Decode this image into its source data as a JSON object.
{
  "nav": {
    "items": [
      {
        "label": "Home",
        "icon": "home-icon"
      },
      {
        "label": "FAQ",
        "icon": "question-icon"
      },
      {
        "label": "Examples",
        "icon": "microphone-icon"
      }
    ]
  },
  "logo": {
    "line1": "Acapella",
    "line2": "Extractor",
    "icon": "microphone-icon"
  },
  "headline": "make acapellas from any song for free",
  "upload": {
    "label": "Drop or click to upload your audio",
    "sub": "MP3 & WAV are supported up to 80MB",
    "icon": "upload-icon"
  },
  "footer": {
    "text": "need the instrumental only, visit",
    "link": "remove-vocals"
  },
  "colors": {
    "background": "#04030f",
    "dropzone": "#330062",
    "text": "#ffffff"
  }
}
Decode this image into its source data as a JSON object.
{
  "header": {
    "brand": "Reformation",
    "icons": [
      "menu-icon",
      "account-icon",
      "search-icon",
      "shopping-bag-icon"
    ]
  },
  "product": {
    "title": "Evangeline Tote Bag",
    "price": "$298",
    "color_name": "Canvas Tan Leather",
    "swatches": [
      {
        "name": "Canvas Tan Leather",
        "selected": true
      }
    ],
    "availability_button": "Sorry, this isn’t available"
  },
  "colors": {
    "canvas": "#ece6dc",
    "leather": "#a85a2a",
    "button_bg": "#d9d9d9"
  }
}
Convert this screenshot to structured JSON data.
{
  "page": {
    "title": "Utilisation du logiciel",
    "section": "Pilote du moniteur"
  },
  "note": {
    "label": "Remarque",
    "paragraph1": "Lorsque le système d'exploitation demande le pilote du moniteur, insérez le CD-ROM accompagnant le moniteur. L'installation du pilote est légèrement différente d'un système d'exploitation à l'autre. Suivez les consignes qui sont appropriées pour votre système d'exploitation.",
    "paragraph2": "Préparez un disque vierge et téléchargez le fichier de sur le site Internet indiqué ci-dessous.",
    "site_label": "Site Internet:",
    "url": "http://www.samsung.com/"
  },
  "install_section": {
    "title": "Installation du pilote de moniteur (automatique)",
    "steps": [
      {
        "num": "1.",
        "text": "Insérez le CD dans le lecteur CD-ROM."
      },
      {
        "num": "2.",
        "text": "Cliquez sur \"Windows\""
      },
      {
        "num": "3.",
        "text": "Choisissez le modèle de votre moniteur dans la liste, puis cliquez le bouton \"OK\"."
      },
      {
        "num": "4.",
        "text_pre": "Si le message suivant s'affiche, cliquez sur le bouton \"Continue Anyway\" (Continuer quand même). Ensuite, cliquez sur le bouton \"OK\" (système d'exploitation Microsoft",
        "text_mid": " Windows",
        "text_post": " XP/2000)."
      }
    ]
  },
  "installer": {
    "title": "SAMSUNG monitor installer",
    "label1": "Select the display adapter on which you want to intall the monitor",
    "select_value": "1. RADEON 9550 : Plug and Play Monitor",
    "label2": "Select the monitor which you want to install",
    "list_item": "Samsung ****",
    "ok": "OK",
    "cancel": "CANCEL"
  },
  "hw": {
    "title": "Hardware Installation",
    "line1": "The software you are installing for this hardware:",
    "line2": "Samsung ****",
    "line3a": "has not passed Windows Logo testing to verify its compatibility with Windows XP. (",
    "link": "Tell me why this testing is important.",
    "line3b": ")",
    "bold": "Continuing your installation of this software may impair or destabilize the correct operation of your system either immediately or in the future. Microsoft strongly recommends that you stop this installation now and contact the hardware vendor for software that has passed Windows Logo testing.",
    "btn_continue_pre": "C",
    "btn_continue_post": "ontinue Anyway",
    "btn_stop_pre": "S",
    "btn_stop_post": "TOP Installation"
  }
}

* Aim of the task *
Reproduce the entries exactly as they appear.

* Answer area *
Decode this image into its source data as a JSON object.
{
  "nav": {
    "items": [
      {
        "label": "Home",
        "icon": "home-icon"
      },
      {
        "label": "FAQ",
        "icon": "question-icon"
      },
      {
        "label": "Examples",
        "icon": "microphone-icon"
      }
    ]
  },
  "logo": {
    "line1": "Acapella",
    "line2": "Extractor",
    "icon": "microphone-icon"
  },
  "headline": "make acapellas from any song for free",
  "upload": {
    "label": "Drop or click to upload your audio",
    "sub": "MP3 & WAV are supported up to 80MB",
    "icon": "upload-icon"
  },
  "footer": {
    "text": "need the instrumental only, visit",
    "link": "remove-vocals"
  },
  "colors": {
    "background": "#04030f",
    "dropzone": "#330062",
    "text": "#ffffff"
  }
}
Decode this image into its source data as a JSON object.
{
  "header": {
    "brand": "Reformation",
    "icons": [
      "menu-icon",
      "account-icon",
      "search-icon",
      "shopping-bag-icon"
    ]
  },
  "product": {
    "title": "Evangeline Tote Bag",
    "price": "$298",
    "color_name": "Canvas Tan Leather",
    "swatches": [
      {
        "name": "Canvas Tan Leather",
        "selected": true
      }
    ],
    "availability_button": "Sorry, this isn’t available"
  },
  "colors": {
    "canvas": "#ece6dc",
    "leather": "#a85a2a",
    "button_bg": "#d9d9d9"
  }
}
Convert this screenshot to structured JSON data.
{
  "page": {
    "title": "Utilisation du logiciel",
    "section": "Pilote du moniteur"
  },
  "note": {
    "label": "Remarque",
    "paragraph1": "Lorsque le système d'exploitation demande le pilote du moniteur, insérez le CD-ROM accompagnant le moniteur. L'installation du pilote est légèrement différente d'un système d'exploitation à l'autre. Suivez les consignes qui sont appropriées pour votre système d'exploitation.",
    "paragraph2": "Préparez un disque vierge et téléchargez le fichier de sur le site Internet indiqué ci-dessous.",
    "site_label": "Site Internet:",
    "url": "http://www.samsung.com/"
  },
  "install_section": {
    "title": "Installation du pilote de moniteur (automatique)",
    "steps": [
      {
        "num": "1.",
        "text": "Insérez le CD dans le lecteur CD-ROM."
      },
      {
        "num": "2.",
        "text": "Cliquez sur \"Windows\""
      },
      {
        "num": "3.",
        "text": "Choisissez le modèle de votre moniteur dans la liste, puis cliquez le bouton \"OK\"."
      },
      {
        "num": "4.",
        "text_pre": "Si le message suivant s'affiche, cliquez sur le bouton \"Continue Anyway\" (Continuer quand même). Ensuite, cliquez sur le bouton \"OK\" (système d'exploitation Microsoft",
        "text_mid": " Windows",
        "text_post": " XP/2000)."
      }
    ]
  },
  "installer": {
    "title": "SAMSUNG monitor installer",
    "label1": "Select the display adapter on which you want to intall the monitor",
    "select_value": "1. RADEON 9550 : Plug and Play Monitor",
    "label2": "Select the monitor which you want to install",
    "list_item": "Samsung ****",
    "ok": "OK",
    "cancel": "CANCEL"
  },
  "hw": {
    "title": "Hardware Installation",
    "line1": "The software you are installing for this hardware:",
    "line2": "Samsung ****",
    "line3a": "has not passed Windows Logo testing to verify its compatibility with Windows XP. (",
    "link": "Tell me why this testing is important.",
    "line3b": ")",
    "bold": "Continuing your installation of this software may impair or destabilize the correct operation of your system either immediately or in the future. Microsoft strongly recommends that you stop this installation now and contact the hardware vendor for software that has passed Windows Logo testing.",
    "btn_continue_pre": "C",
    "btn_continue_post": "ontinue Anyway",
    "btn_stop_pre": "S",
    "btn_stop_post": "TOP Installation"
  }
}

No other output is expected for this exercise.